» **Work item**
How many lines in these records include the string "JSON"? Reply with that number alone.

[Page and application data records]
----

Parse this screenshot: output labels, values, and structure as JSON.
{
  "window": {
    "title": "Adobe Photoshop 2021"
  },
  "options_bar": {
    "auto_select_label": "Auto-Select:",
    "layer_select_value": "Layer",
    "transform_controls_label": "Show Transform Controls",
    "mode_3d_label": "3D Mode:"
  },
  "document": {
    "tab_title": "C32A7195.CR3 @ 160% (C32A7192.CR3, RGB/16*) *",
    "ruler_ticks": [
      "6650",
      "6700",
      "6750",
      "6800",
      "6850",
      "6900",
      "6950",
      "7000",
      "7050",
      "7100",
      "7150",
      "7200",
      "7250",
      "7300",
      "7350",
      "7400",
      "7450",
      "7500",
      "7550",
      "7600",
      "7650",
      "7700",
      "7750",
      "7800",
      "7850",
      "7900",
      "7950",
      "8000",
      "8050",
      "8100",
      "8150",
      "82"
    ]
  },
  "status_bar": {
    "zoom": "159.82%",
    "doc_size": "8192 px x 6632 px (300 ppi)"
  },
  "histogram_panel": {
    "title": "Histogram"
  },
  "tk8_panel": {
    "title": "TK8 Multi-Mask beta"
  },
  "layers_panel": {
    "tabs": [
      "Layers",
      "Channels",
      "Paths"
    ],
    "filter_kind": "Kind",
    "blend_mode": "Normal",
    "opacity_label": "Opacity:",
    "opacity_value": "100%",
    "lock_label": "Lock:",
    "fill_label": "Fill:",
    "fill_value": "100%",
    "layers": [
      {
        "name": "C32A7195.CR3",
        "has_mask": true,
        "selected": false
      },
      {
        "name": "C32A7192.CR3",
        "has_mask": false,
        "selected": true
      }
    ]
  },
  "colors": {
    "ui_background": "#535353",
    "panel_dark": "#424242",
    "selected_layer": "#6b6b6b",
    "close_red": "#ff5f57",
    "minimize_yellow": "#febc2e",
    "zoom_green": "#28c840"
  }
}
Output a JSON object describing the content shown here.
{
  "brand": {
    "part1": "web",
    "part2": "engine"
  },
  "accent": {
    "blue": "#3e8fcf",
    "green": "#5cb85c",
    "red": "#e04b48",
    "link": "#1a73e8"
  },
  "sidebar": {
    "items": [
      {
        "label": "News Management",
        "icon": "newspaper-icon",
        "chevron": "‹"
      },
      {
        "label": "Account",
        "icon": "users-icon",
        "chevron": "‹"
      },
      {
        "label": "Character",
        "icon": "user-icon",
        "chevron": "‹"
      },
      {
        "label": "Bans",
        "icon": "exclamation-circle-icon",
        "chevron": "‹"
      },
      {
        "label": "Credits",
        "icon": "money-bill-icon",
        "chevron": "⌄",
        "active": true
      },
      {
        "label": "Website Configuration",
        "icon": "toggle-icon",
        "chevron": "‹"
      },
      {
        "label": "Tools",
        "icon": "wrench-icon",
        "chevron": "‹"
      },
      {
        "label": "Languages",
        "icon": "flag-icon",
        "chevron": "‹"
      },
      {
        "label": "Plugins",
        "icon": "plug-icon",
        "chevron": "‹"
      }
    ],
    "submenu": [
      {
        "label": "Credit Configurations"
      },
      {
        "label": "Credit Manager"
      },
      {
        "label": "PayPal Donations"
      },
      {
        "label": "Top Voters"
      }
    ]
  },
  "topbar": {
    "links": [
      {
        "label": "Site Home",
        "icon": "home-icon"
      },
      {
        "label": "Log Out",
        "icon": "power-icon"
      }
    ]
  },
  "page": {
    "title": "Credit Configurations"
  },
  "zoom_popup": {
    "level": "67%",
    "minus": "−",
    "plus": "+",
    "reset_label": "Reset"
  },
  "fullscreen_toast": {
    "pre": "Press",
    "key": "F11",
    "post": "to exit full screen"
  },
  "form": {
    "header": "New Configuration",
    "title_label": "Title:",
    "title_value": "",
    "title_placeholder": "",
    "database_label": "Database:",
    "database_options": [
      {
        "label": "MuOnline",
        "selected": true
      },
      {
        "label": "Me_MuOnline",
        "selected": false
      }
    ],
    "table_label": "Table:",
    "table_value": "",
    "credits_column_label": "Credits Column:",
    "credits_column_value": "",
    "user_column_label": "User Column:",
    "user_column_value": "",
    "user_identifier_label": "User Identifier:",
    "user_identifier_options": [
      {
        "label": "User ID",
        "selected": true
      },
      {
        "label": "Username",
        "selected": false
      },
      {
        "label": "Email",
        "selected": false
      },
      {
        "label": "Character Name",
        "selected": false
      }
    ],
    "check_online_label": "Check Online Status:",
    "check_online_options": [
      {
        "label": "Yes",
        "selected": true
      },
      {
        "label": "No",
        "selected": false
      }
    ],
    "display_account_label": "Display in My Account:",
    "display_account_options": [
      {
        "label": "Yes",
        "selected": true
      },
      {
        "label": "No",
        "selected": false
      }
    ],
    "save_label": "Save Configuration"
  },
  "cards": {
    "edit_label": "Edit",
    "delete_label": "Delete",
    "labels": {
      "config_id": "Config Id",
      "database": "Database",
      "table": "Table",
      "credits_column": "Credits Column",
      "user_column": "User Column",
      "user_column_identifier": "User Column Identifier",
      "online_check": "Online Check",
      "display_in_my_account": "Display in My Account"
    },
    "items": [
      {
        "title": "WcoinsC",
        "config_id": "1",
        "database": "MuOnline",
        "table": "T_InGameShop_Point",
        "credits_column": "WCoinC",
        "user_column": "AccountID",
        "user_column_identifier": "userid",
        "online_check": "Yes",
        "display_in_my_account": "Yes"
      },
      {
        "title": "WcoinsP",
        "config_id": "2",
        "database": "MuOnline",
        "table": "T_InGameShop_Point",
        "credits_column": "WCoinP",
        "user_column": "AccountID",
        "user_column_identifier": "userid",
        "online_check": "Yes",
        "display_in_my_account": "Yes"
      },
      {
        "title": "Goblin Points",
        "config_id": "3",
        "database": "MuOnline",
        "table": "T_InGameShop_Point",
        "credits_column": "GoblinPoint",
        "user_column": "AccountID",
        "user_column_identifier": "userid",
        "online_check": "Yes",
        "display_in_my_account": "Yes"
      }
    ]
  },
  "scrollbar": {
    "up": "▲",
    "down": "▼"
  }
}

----

» **Final answer**
2